### Problem statement
From the first line below to the last, reproduce the material exactly and leave out the images.

### Extracted records
────────
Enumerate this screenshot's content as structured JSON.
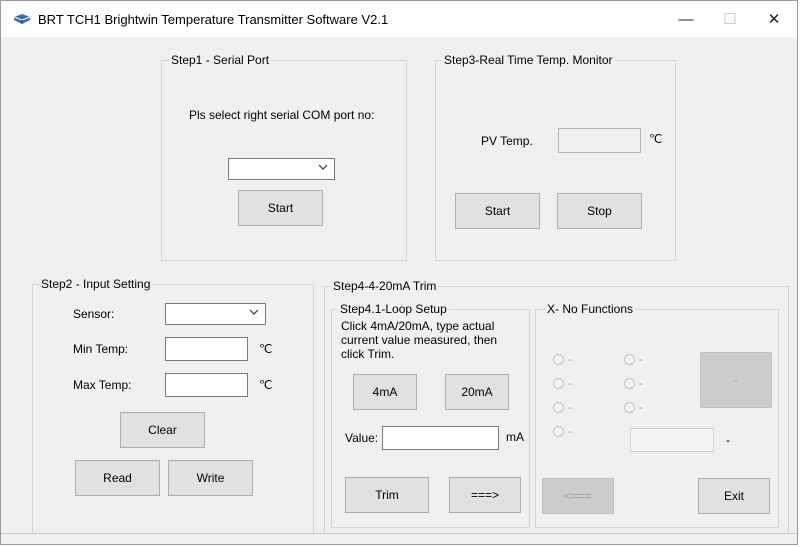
{
  "window": {
    "title": "BRT TCH1 Brightwin Temperature Transmitter Software V2.1",
    "minimize_glyph": "—",
    "maximize_glyph": "☐",
    "close_glyph": "✕"
  },
  "step1": {
    "group_label": "Step1 - Serial Port",
    "prompt": "Pls select right serial COM port no:",
    "com_port_value": "",
    "start_label": "Start"
  },
  "step3": {
    "group_label": "Step3-Real Time Temp. Monitor",
    "pv_label": "PV Temp.",
    "pv_value": "",
    "unit": "℃",
    "start_label": "Start",
    "stop_label": "Stop"
  },
  "step2": {
    "group_label": "Step2 - Input Setting",
    "sensor_label": "Sensor:",
    "sensor_value": "",
    "min_label": "Min Temp:",
    "min_value": "",
    "max_label": "Max Temp:",
    "max_value": "",
    "unit": "℃",
    "clear_label": "Clear",
    "read_label": "Read",
    "write_label": "Write"
  },
  "step4": {
    "group_label": "Step4-4-20mA Trim",
    "loop": {
      "group_label": "Step4.1-Loop Setup",
      "instructions": [
        "Click 4mA/20mA, type actual",
        "current value measured, then",
        "click Trim."
      ],
      "btn_4ma": "4mA",
      "btn_20ma": "20mA",
      "value_label": "Value:",
      "value": "",
      "value_unit": "mA",
      "trim_label": "Trim",
      "next_label": "===>"
    },
    "xfunc": {
      "group_label": "X- No Functions",
      "radio_text": "-",
      "box_label": "-",
      "field_suffix": "-",
      "back_label": "<===",
      "exit_label": "Exit"
    }
  },
  "colors": {
    "window_bg": "#f0f0f0",
    "titlebar_bg": "#ffffff",
    "button_bg": "#e1e1e1",
    "disabled_bg": "#cccccc"
  }
}
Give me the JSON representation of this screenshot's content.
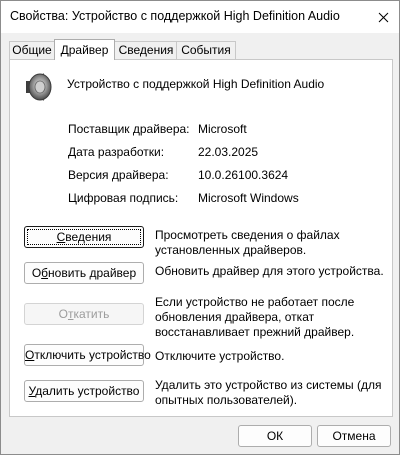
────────
### Response for this exercise
Enumerate this screenshot's content as structured JSON.
{
  "window": {
    "title": "BRT TCH1 Brightwin Temperature Transmitter Software V2.1",
    "minimize_glyph": "—",
    "maximize_glyph": "☐",
    "close_glyph": "✕"
  },
  "step1": {
    "group_label": "Step1 - Serial Port",
    "prompt": "Pls select right serial COM port no:",
    "com_port_value": "",
    "start_label": "Start"
  },
  "step3": {
    "group_label": "Step3-Real Time Temp. Monitor",
    "pv_label": "PV Temp.",
    "pv_value": "",
    "unit": "℃",
    "start_label": "Start",
    "stop_label": "Stop"
  },
  "step2": {
    "group_label": "Step2 - Input Setting",
    "sensor_label": "Sensor:",
    "sensor_value": "",
    "min_label": "Min Temp:",
    "min_value": "",
    "max_label": "Max Temp:",
    "max_value": "",
    "unit": "℃",
    "clear_label": "Clear",
    "read_label": "Read",
    "write_label": "Write"
  },
  "step4": {
    "group_label": "Step4-4-20mA Trim",
    "loop": {
      "group_label": "Step4.1-Loop Setup",
      "instructions": [
        "Click 4mA/20mA, type actual",
        "current value measured, then",
        "click Trim."
      ],
      "btn_4ma": "4mA",
      "btn_20ma": "20mA",
      "value_label": "Value:",
      "value": "",
      "value_unit": "mA",
      "trim_label": "Trim",
      "next_label": "===>"
    },
    "xfunc": {
      "group_label": "X- No Functions",
      "radio_text": "-",
      "box_label": "-",
      "field_suffix": "-",
      "back_label": "<===",
      "exit_label": "Exit"
    }
  },
  "colors": {
    "window_bg": "#f0f0f0",
    "titlebar_bg": "#ffffff",
    "button_bg": "#e1e1e1",
    "disabled_bg": "#cccccc"
  }
}
Give me the JSON representation of this screenshot's content.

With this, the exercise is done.